* MATERIAL SUPPLIED *

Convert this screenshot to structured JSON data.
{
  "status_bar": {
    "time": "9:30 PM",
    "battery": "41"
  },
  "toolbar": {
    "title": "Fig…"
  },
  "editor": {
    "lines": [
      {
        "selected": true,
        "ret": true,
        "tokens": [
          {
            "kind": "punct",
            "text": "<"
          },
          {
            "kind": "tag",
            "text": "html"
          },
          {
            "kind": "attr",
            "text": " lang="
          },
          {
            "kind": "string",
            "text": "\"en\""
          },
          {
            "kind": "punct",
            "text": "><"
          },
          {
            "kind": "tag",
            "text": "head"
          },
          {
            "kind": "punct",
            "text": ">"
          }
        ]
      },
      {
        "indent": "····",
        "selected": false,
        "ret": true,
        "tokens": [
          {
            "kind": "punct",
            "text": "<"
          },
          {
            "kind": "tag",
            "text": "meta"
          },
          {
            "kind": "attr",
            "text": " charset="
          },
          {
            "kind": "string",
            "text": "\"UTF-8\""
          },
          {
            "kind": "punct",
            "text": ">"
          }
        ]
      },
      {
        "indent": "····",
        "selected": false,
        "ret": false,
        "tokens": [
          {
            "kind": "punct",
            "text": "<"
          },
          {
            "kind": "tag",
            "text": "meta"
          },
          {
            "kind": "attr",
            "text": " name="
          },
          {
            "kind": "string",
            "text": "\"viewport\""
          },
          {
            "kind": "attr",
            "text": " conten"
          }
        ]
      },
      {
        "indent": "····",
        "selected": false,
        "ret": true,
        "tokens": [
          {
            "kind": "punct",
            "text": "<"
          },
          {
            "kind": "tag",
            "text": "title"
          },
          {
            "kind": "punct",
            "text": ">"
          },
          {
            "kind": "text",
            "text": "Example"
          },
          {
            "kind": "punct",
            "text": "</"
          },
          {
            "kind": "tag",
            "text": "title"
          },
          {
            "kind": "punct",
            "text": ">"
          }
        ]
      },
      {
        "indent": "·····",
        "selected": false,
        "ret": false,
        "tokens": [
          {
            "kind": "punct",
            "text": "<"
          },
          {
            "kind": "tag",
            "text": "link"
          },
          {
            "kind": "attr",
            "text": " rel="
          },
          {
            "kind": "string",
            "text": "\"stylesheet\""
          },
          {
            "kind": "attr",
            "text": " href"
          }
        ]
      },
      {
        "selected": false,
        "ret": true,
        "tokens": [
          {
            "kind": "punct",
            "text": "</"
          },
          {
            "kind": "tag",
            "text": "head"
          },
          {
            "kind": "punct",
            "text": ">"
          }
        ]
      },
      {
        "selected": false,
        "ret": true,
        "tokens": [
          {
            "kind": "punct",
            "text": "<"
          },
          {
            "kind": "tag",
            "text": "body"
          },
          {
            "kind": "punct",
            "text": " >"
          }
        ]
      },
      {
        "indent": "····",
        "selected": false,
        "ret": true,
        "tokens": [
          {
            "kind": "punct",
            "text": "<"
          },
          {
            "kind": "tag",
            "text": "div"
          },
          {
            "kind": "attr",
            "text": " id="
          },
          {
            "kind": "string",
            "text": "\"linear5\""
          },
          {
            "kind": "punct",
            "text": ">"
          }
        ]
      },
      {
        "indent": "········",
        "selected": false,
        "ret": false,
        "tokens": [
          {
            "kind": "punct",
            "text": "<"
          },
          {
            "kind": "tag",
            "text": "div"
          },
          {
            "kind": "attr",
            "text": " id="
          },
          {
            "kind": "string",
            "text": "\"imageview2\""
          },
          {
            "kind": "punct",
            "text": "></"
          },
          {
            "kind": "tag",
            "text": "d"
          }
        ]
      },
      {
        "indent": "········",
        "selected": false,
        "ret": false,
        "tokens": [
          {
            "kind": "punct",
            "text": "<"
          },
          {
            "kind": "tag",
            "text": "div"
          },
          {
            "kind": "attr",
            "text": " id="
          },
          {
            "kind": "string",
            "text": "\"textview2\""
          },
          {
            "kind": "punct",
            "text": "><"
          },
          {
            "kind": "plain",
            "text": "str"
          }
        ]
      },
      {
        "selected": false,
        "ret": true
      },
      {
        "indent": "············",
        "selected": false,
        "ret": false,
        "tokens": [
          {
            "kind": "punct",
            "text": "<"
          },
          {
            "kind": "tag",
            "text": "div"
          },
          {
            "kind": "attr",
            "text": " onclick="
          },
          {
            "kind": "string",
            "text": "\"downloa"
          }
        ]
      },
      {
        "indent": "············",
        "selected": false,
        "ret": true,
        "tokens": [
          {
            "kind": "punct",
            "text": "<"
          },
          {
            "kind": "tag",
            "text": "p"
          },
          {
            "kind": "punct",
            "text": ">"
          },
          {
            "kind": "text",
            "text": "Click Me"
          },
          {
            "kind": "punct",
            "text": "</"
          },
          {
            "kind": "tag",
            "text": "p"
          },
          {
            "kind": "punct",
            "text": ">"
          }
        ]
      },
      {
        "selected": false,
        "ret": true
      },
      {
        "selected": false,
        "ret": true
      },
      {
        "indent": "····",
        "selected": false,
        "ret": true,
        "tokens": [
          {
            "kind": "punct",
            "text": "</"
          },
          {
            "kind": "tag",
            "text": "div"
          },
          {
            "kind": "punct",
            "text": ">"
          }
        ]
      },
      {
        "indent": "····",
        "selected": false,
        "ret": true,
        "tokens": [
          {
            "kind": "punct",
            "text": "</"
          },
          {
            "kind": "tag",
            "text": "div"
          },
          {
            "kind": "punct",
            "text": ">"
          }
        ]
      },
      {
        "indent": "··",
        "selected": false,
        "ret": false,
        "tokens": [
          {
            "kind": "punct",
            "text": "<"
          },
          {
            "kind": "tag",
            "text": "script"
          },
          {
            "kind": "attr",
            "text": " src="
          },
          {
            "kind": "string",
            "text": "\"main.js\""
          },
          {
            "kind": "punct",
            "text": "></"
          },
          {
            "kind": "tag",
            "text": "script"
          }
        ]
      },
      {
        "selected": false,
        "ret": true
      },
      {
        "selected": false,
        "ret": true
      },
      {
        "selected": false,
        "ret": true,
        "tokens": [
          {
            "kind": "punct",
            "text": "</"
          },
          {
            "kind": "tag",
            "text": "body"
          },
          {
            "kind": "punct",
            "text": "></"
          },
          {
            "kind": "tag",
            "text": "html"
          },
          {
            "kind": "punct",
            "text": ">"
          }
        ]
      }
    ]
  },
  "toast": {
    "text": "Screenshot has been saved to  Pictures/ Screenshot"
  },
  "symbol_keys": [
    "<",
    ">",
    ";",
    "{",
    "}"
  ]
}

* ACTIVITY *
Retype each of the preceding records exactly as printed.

* ANSWER SPACE *
Convert this screenshot to structured JSON data.
{
  "status_bar": {
    "time": "9:30 PM",
    "battery": "41"
  },
  "toolbar": {
    "title": "Fig…"
  },
  "editor": {
    "lines": [
      {
        "selected": true,
        "ret": true,
        "tokens": [
          {
            "kind": "punct",
            "text": "<"
          },
          {
            "kind": "tag",
            "text": "html"
          },
          {
            "kind": "attr",
            "text": " lang="
          },
          {
            "kind": "string",
            "text": "\"en\""
          },
          {
            "kind": "punct",
            "text": "><"
          },
          {
            "kind": "tag",
            "text": "head"
          },
          {
            "kind": "punct",
            "text": ">"
          }
        ]
      },
      {
        "indent": "····",
        "selected": false,
        "ret": true,
        "tokens": [
          {
            "kind": "punct",
            "text": "<"
          },
          {
            "kind": "tag",
            "text": "meta"
          },
          {
            "kind": "attr",
            "text": " charset="
          },
          {
            "kind": "string",
            "text": "\"UTF-8\""
          },
          {
            "kind": "punct",
            "text": ">"
          }
        ]
      },
      {
        "indent": "····",
        "selected": false,
        "ret": false,
        "tokens": [
          {
            "kind": "punct",
            "text": "<"
          },
          {
            "kind": "tag",
            "text": "meta"
          },
          {
            "kind": "attr",
            "text": " name="
          },
          {
            "kind": "string",
            "text": "\"viewport\""
          },
          {
            "kind": "attr",
            "text": " conten"
          }
        ]
      },
      {
        "indent": "····",
        "selected": false,
        "ret": true,
        "tokens": [
          {
            "kind": "punct",
            "text": "<"
          },
          {
            "kind": "tag",
            "text": "title"
          },
          {
            "kind": "punct",
            "text": ">"
          },
          {
            "kind": "text",
            "text": "Example"
          },
          {
            "kind": "punct",
            "text": "</"
          },
          {
            "kind": "tag",
            "text": "title"
          },
          {
            "kind": "punct",
            "text": ">"
          }
        ]
      },
      {
        "indent": "·····",
        "selected": false,
        "ret": false,
        "tokens": [
          {
            "kind": "punct",
            "text": "<"
          },
          {
            "kind": "tag",
            "text": "link"
          },
          {
            "kind": "attr",
            "text": " rel="
          },
          {
            "kind": "string",
            "text": "\"stylesheet\""
          },
          {
            "kind": "attr",
            "text": " href"
          }
        ]
      },
      {
        "selected": false,
        "ret": true,
        "tokens": [
          {
            "kind": "punct",
            "text": "</"
          },
          {
            "kind": "tag",
            "text": "head"
          },
          {
            "kind": "punct",
            "text": ">"
          }
        ]
      },
      {
        "selected": false,
        "ret": true,
        "tokens": [
          {
            "kind": "punct",
            "text": "<"
          },
          {
            "kind": "tag",
            "text": "body"
          },
          {
            "kind": "punct",
            "text": " >"
          }
        ]
      },
      {
        "indent": "····",
        "selected": false,
        "ret": true,
        "tokens": [
          {
            "kind": "punct",
            "text": "<"
          },
          {
            "kind": "tag",
            "text": "div"
          },
          {
            "kind": "attr",
            "text": " id="
          },
          {
            "kind": "string",
            "text": "\"linear5\""
          },
          {
            "kind": "punct",
            "text": ">"
          }
        ]
      },
      {
        "indent": "········",
        "selected": false,
        "ret": false,
        "tokens": [
          {
            "kind": "punct",
            "text": "<"
          },
          {
            "kind": "tag",
            "text": "div"
          },
          {
            "kind": "attr",
            "text": " id="
          },
          {
            "kind": "string",
            "text": "\"imageview2\""
          },
          {
            "kind": "punct",
            "text": "></"
          },
          {
            "kind": "tag",
            "text": "d"
          }
        ]
      },
      {
        "indent": "········",
        "selected": false,
        "ret": false,
        "tokens": [
          {
            "kind": "punct",
            "text": "<"
          },
          {
            "kind": "tag",
            "text": "div"
          },
          {
            "kind": "attr",
            "text": " id="
          },
          {
            "kind": "string",
            "text": "\"textview2\""
          },
          {
            "kind": "punct",
            "text": "><"
          },
          {
            "kind": "plain",
            "text": "str"
          }
        ]
      },
      {
        "selected": false,
        "ret": true
      },
      {
        "indent": "············",
        "selected": false,
        "ret": false,
        "tokens": [
          {
            "kind": "punct",
            "text": "<"
          },
          {
            "kind": "tag",
            "text": "div"
          },
          {
            "kind": "attr",
            "text": " onclick="
          },
          {
            "kind": "string",
            "text": "\"downloa"
          }
        ]
      },
      {
        "indent": "············",
        "selected": false,
        "ret": true,
        "tokens": [
          {
            "kind": "punct",
            "text": "<"
          },
          {
            "kind": "tag",
            "text": "p"
          },
          {
            "kind": "punct",
            "text": ">"
          },
          {
            "kind": "text",
            "text": "Click Me"
          },
          {
            "kind": "punct",
            "text": "</"
          },
          {
            "kind": "tag",
            "text": "p"
          },
          {
            "kind": "punct",
            "text": ">"
          }
        ]
      },
      {
        "selected": false,
        "ret": true
      },
      {
        "selected": false,
        "ret": true
      },
      {
        "indent": "····",
        "selected": false,
        "ret": true,
        "tokens": [
          {
            "kind": "punct",
            "text": "</"
          },
          {
            "kind": "tag",
            "text": "div"
          },
          {
            "kind": "punct",
            "text": ">"
          }
        ]
      },
      {
        "indent": "····",
        "selected": false,
        "ret": true,
        "tokens": [
          {
            "kind": "punct",
            "text": "</"
          },
          {
            "kind": "tag",
            "text": "div"
          },
          {
            "kind": "punct",
            "text": ">"
          }
        ]
      },
      {
        "indent": "··",
        "selected": false,
        "ret": false,
        "tokens": [
          {
            "kind": "punct",
            "text": "<"
          },
          {
            "kind": "tag",
            "text": "script"
          },
          {
            "kind": "attr",
            "text": " src="
          },
          {
            "kind": "string",
            "text": "\"main.js\""
          },
          {
            "kind": "punct",
            "text": "></"
          },
          {
            "kind": "tag",
            "text": "script"
          }
        ]
      },
      {
        "selected": false,
        "ret": true
      },
      {
        "selected": false,
        "ret": true
      },
      {
        "selected": false,
        "ret": true,
        "tokens": [
          {
            "kind": "punct",
            "text": "</"
          },
          {
            "kind": "tag",
            "text": "body"
          },
          {
            "kind": "punct",
            "text": "></"
          },
          {
            "kind": "tag",
            "text": "html"
          },
          {
            "kind": "punct",
            "text": ">"
          }
        ]
      }
    ]
  },
  "toast": {
    "text": "Screenshot has been saved to  Pictures/ Screenshot"
  },
  "symbol_keys": [
    "<",
    ">",
    ";",
    "{",
    "}"
  ]
}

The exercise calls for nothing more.